Toast the Terps today, but not with half-empty glass

COLLEGE PARK — COLLEGE PARK-- --Gary Williams probably won't look any less hunched over this morning than he has all season, even though his team just finished handling Duke about as well as Duke could ever be handled.

No, he can't straighten all the way up yet, because everybody will still be on his back. On his Maryland players' backs, too, but mainly on his, because, you know, this disaster that has befallen the program the past three seasons is all his fault, and it's a miracle he still has his job.


Hey, maybe beating Duke yesterday saved his job.

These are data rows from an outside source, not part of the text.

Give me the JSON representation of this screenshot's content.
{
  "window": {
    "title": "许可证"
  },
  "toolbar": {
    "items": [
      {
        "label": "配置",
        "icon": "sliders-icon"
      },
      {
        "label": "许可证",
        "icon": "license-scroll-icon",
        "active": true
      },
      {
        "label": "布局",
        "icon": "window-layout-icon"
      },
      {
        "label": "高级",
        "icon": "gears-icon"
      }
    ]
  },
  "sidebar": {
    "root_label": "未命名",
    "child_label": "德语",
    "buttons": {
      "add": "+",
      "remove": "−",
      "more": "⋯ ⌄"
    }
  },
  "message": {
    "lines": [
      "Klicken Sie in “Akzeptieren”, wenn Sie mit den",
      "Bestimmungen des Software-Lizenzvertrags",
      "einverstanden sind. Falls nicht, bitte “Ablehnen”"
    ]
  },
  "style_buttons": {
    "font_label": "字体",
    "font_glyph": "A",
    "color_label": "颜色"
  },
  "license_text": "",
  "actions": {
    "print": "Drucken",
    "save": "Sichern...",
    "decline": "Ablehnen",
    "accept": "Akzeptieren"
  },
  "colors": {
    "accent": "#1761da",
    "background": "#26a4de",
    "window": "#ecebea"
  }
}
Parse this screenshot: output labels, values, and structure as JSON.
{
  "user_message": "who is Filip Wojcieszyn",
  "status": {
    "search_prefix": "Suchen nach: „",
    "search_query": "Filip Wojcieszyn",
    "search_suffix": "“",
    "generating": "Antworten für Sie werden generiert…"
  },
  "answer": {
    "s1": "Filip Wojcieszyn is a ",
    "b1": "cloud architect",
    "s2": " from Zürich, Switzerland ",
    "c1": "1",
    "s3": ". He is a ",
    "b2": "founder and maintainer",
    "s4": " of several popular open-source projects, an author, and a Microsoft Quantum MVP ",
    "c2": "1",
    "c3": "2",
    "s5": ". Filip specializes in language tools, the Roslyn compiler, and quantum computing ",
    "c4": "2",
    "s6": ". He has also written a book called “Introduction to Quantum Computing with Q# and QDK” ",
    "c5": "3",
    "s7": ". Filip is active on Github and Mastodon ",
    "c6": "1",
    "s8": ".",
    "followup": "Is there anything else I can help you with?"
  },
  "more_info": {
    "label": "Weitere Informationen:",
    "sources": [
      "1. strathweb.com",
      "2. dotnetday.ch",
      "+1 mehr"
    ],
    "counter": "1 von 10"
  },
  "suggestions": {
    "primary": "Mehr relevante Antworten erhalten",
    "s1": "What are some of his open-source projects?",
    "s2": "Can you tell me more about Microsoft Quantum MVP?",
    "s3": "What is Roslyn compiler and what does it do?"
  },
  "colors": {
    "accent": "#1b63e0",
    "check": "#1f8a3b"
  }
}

Because, think about it, what has he ever done for that school?

Williams doesn't have the thickest skin any big-time coach has ever had, but when he took his verbal shots at the army of critics after the convincing 72-60 victory at Comcast Center, he was wholly entitled.


"We're not in disarray. OK?" he said. "You don't beat the teams that we've beaten already this season and be in disarray. Disarray is losing seasons, and we haven't had one of those around here in a long time."

It's not crystal clear how and where Williams got locked in on that word, but pretty much every synonym for "disarray" -- most of them even harsher -- has been thrown at him and the team lately.

Too bad the word "premature" isn't being heard more often, or "unpredictable," because they describe as well as any word the NCAA tournament landscape right now, and the race for positioning in the Atlantic Coast Conference. Maybe those words will get a little more traction now.

If not them, then these: "spoiled rotten."

That's for you, Maryland faithful ... not. When exactly did College Park turn into Tallahassee or Ann Arbor, anyway?

Listen long enough, and you wonder, as Williams does, if he's dragging some school through three straight 3-25 seasons, or whether that national championship was in 1962 instead of 2002. Fair enough if everyone's convinced the honeymoon is over, but the volume of whining a month before the brackets get filled has to be an all-time high.

The last thing any sensible college basketball follower can assume is how the rest of this season will go for all but the top dozen or so teams in the nation -- and, as was proved yesterday, that includes almighty Duke.

The Terps may be the most aggravating team in America this season, but if Duke is still considered a top 20 team -- at 5-6 in the conference, a whopping half-game ahead of the supposedly bottom-dragging Terps -- then Maryland isn't as close to being done as so many believed.


Call a season on pace for a third straight National Invitation Tournament trip "disarray" if you like, but at least wait for the season to play out. Nobody could even wait until yesterday's game tipped off. From the level of gloom exhibited between the loss to Virginia and yesterday, one might have assumed two things: 1) The Terps would be mathematically eliminated from NCAA consideration with a loss, and 2) this was the Duke of last year, or the year before, or five years ago.

Wrong on both, especially on the latter. And that, above all, ought to tell everybody not to count their NIT chickens before they've hatched. This game looked winnable even before Virginia won at Comcast and before Duke folded like the morning paper Wednesday against North Carolina, in front of the Cameron Crazies, yet.

Had Williams been in a humorous frame of mind, he would've broken out his best Dennis Green impression and blurted, "The Blue Devils are who we thought they were! If you wanna crown 'em, crown 'em!"

Maryland was the better team yesterday. That 20-point lead was no fluke, and neither was the way it handled Duke's second-half runs and its own occasional impatience and sloppiness. The Terps were more talented and deeper and played smarter.

Know what else? They were better-coached, too. And it looks as if they recruited better three and four years ago.

No one envies the NCAA selection committee's task this year; it has the potential to enrage even more people than last year, big and mid-major conferences alike. Will a .500 ACC record get you in this year? Maybe, and 7-9 might, too -- and 9-7 might not. Splitting the final six and winning once in the ACC tournament might be good enough for Maryland. Or not.


And good luck guessing if it can; Williams and players can't even say they know. It cannot be denied that this is Maryland's second straight absolutely maddening senior class, and it's packaged with two freshmen who play major roles and have done what freshmen do.

But the Terps -- 18-7 overall, same as Duke -- could get in this year with almost the same record that kept them out by a hair last year. And that seems to be the core of the "problem." Apparently, after 2002, the Terps were supposed to be a No. 1 seed from here to eternity, never to see the bubble again.

Spoiled. Rotten.

Not that Williams is asking to be cut some slack for his team's excruciating inconsistency. He knows the Terps have to win their way in, and likely have no idea if they can. But he is asking for some common sense.

And for a dictionary, along with a record book and the standings. It's not clear that everybody knows the meaning of "disarray."